Kuhn had written at length on the subject of scientific revolutions in his seminal 1960 work The Structure of Scientific Revolutions. Going by this understanding, the behavioural paradigm “was not shown to have ‘drowned in a sea of anamolies’, and was not usurped by the cognitive paradigm with a problem-solving exemplar better able to accommodate those anamolies.” (O’Donohue & Ferguson, 2003, p.85) Kuhn thus makes it clear that the perceived shift to the new paradigm is not a natural course of scientific evolution. The debate on whether the cognitive revolution actually occurred should be informed by this key observation of Kuhn’s.
It is easy to get carried away by the hype and popularity surrounding cognitive psychology. It is true that citations in scholarly journals underscore the ascendency of cognitive psychology. Such statistics also reveal how behavioural psychology is no longer the buzz within the scientific community. But one cannot take such trends as proofs for a bona fide scientific revolution. The trend merely illustrates “a sociological phenomenon – a change in allegiance, that, interestingly, may be due in part to the claim (which has immense rhetorical value) that a scientific revolution has indeed taken place.” (O’Donohue & Ferguson, 2003, p.86) That the Cognitive Revolution was a contested idea is learnt from numerous scholarly critiques the idea has drawn. For example, influential scholars such as Popper, Lakatos, Laudan and Gross have articulated their doubts about the verity of the revolution. To illustrate, one strong reason why one should be cautious in the acceptance of cognitive revolution is its implications for older disciplines within science. For example, the centuries old treatment of mind and consciousness is contested in cognitive science. The
“contents of conscious experience, with their subjective qualities, long banned as being mere acausal epiphenomena or as just identical to brain activity or otherwise in conflict with the laws of the conservation of energy, have now made a dramatic comeback. Reconceived in the new outlook, subjective mental states become functionally interactive and essential for a full explanation of conscious behaviour.” (Sperry, 1993, p.879)

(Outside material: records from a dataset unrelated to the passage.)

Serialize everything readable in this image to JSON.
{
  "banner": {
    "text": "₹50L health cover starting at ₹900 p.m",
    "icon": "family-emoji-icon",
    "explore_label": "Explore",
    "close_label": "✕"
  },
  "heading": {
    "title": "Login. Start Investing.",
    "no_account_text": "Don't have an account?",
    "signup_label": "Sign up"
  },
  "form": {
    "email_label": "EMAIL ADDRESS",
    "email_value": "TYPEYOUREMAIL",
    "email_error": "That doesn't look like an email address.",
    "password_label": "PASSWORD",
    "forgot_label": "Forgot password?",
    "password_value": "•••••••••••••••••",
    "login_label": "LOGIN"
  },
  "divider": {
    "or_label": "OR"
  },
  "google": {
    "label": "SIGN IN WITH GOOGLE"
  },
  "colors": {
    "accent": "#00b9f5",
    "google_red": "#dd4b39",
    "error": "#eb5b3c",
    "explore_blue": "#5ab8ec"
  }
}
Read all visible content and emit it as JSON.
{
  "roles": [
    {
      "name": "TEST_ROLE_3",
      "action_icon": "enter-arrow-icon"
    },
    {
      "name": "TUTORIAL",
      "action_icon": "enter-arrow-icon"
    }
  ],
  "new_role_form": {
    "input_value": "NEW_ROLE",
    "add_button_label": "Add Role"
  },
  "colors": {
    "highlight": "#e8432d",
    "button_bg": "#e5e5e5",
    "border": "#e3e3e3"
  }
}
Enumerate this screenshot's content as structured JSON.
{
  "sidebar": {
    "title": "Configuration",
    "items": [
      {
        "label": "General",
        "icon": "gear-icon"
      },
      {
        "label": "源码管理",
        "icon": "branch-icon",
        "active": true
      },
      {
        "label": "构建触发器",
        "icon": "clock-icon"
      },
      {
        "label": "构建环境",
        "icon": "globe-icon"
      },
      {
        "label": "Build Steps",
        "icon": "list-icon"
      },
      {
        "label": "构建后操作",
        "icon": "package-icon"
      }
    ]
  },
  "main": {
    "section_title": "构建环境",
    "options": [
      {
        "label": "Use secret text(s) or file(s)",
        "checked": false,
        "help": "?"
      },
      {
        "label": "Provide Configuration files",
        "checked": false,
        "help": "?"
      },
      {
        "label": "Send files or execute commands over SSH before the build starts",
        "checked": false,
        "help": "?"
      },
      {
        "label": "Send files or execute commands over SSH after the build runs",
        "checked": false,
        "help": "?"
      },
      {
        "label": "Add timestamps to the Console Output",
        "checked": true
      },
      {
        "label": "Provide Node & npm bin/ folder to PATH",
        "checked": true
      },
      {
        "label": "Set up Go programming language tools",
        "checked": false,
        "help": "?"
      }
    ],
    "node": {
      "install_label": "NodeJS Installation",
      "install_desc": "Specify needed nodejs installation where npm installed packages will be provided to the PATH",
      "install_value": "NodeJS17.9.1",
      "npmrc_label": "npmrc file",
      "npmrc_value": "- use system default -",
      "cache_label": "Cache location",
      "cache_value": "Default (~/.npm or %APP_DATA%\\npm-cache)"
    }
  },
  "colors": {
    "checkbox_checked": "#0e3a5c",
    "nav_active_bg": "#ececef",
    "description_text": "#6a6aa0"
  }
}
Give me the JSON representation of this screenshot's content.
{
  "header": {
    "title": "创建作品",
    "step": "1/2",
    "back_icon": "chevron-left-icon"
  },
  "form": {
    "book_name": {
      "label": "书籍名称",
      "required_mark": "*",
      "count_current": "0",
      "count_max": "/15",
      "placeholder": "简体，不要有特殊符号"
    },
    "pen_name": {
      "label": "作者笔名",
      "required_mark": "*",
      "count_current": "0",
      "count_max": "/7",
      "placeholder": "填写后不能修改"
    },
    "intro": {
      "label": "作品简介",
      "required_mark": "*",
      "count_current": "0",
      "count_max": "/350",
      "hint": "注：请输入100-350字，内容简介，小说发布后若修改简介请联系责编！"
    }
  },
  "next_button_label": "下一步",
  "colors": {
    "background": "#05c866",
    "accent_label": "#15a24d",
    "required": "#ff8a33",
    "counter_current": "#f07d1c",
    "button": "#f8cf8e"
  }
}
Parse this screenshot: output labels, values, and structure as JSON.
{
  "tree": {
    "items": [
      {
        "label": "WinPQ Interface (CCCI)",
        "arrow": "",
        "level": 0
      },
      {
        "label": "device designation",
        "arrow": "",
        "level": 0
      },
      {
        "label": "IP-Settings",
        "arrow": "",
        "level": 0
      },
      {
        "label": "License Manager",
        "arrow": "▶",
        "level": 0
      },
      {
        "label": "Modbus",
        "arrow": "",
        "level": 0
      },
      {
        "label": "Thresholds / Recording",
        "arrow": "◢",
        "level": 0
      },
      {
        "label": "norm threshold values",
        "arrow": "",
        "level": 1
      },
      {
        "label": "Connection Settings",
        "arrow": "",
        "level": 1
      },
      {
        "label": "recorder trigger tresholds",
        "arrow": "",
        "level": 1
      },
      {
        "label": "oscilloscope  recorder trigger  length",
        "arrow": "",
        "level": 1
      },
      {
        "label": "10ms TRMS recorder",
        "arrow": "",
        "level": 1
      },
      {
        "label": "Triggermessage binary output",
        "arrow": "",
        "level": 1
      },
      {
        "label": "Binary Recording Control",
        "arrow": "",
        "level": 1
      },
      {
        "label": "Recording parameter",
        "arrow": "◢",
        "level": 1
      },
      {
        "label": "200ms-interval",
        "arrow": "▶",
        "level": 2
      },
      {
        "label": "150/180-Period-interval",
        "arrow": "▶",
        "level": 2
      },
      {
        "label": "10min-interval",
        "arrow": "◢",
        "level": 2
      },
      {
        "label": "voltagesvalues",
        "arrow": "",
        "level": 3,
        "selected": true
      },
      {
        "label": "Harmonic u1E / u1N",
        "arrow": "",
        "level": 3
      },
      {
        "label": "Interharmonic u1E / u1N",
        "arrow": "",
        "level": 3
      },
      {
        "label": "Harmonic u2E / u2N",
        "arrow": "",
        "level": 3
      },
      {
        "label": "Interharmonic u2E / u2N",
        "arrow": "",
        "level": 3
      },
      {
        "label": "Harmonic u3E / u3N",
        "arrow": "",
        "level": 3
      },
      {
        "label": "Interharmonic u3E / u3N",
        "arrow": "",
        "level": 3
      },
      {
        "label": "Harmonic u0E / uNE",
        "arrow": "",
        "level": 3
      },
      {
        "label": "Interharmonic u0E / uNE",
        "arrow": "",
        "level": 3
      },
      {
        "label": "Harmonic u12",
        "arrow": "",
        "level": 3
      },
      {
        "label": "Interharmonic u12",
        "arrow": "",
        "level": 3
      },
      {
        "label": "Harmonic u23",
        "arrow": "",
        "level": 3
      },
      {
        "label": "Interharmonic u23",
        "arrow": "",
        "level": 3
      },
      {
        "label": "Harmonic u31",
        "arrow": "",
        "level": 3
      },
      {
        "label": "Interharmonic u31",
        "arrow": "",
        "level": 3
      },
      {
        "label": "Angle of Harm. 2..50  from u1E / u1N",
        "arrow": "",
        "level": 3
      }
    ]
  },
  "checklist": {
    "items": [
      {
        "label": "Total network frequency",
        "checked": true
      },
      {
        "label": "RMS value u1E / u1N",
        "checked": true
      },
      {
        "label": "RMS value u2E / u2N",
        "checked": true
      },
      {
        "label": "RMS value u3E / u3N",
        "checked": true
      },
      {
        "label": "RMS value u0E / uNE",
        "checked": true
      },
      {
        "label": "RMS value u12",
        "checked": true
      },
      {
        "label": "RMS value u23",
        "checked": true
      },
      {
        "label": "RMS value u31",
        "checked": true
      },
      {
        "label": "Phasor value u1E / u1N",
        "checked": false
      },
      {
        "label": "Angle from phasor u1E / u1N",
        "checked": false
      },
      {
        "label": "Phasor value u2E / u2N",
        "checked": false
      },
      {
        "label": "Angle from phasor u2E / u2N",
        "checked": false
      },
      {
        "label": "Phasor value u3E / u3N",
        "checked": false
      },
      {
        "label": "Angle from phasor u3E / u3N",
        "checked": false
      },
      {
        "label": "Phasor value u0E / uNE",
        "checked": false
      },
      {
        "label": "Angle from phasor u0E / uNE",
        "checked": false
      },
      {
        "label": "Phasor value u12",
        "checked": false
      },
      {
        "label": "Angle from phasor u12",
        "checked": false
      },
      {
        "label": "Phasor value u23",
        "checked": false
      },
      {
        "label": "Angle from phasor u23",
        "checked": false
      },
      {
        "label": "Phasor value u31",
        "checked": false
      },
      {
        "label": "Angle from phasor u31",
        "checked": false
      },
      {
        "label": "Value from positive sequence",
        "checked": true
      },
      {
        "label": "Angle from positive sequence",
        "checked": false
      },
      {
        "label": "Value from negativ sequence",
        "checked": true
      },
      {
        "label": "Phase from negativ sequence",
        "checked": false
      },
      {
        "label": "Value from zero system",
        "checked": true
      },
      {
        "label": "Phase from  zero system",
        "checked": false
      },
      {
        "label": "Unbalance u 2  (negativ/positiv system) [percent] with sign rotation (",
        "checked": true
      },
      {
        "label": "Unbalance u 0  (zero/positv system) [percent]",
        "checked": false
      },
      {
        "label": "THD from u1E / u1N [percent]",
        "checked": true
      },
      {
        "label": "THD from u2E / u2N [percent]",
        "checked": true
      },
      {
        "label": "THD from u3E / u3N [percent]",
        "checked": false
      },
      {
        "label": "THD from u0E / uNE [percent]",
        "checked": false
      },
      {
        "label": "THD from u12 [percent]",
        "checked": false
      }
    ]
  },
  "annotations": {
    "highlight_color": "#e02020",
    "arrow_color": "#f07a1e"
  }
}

Science’s constant pursuit of knowledge and truth leads to a quandary, whereby all scientific inquiry is directed toward gaining understanding of a few fundamental questions relating to the universe and human consciousness. If scientists are unable to unlock these basic secrets of our world, then science might soon hit a stumbling block around which it cannot get around. Those who are critical of the utility of scientific inquiry point out, that, even ascertaining answers to these fundamental questions might quench our curiosity but might prove of little practical utility. So, either scenario suggests an End of Science. On the other hand, people like Thomas Kuhn and Derek de Solla Price, celebrate the possibilities of science and its centrality to understanding limits of human knowledge and experience. They emphasize that instead of a linear-progressive model, scientific inquiry can just as well undertake a paradigm shift toward achieving more dynamism. They foresee “the capacity of human imagination and its potential-not just in pushing the limits of science.” (Bauer, 1997) But evidence is lacking to substantiate this quantum leap in the field of psychology.